MM: I trained new pilots when they came overseas. It can be really overwhelming, mainly because of the total change in lifestyle when you move to a military base. I took new pilots under my wing, no pun intended, and did my best to help them adjust to life on a base. No matter how much training you do in the U.S., it is a whole different story when you get overseas. In the U.S. we were restricted with respect to airspace and different rules. For example, in school, everything is structured and it can take a long time to complete a task. I recall the startup procedure; in school it could take up to an hour. In theater, after doing it day after day, I could get it down to nine or ten minutes!
We had so much freedom, in a way. Of course, we were stuck on a base, but we didn’t have a lot of supervision. As a lead pilot, I knew what needed to be done and how the mission needed to be conducted. When you do a job every single day—and I mean that; no days off, no holidays—you become really efficient.
It was such a rewarding job, and it was really fun.

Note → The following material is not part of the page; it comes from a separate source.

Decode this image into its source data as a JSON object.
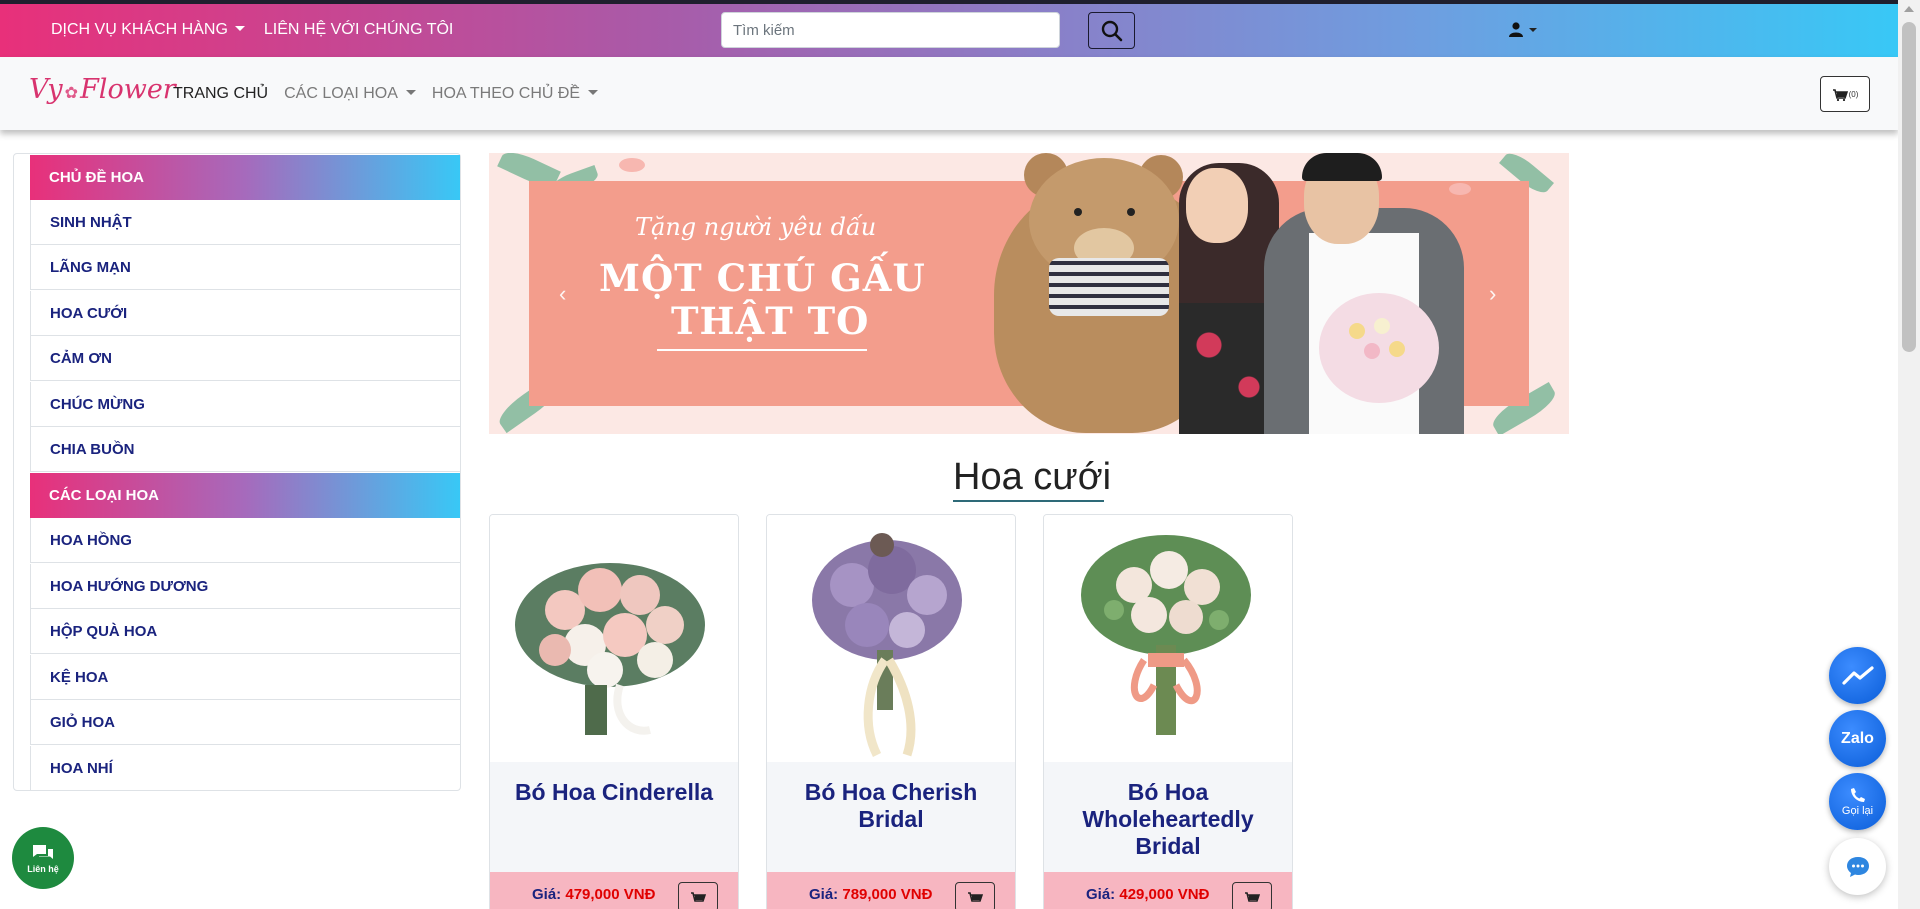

Knowing we were really helping meant so much to me. I love aviation so that was a big part of it for me. But even more, it takes a team to fly Unmanned Aerial Vehicles (UAVs or drones), so I worked with a lot of different people. It takes a team to get drones in the air, through the mission and returned to base. The team effort was part of what made it such a fun job to have.
JJ: What are some of the similarities between working in a military environment and in Silicon Valley?
MM: Both jobs necessitated working as part of a team. One involved launching drones and the other launching balloons—both are unmanned and take a crew to launch. At Google, we were in a research/development phase, while my UAV job mainly involved finished products that had already been studied in the states. Teamwork was extremely beneficial to both projects.
In a lot of jobs—especially at Google or when drones are involved—favorable outcomes are not achievable without a well-oiled machine of a team. I’m not saying we were all best friends, but when it came down to our jobs, we were all very good at what we did, mainly because we had done it so many times. When it came time for a launch or recovery, nobody had to think about the task they needed to do, they just did it. All the parts of the machine worked well together and we fired on all cylinders, resulting in very successful launches and recoveries.
JJ: Finally, as a woman in traditionally male fields, is there any insight you can offer?
MM: Girls can do anything! I’ve always been interested in how things work, and never let gender stereotypes stop me in anything I do. There are a lot of female helicopter pilots, a lot of women at Google and quite a few female analysts in Afghanistan who aren’t letting gender stereotypes stop them either.
For more information on Jathan’s new book, visit: Hard-Won Wisdom: True Stories from the Management Trenches.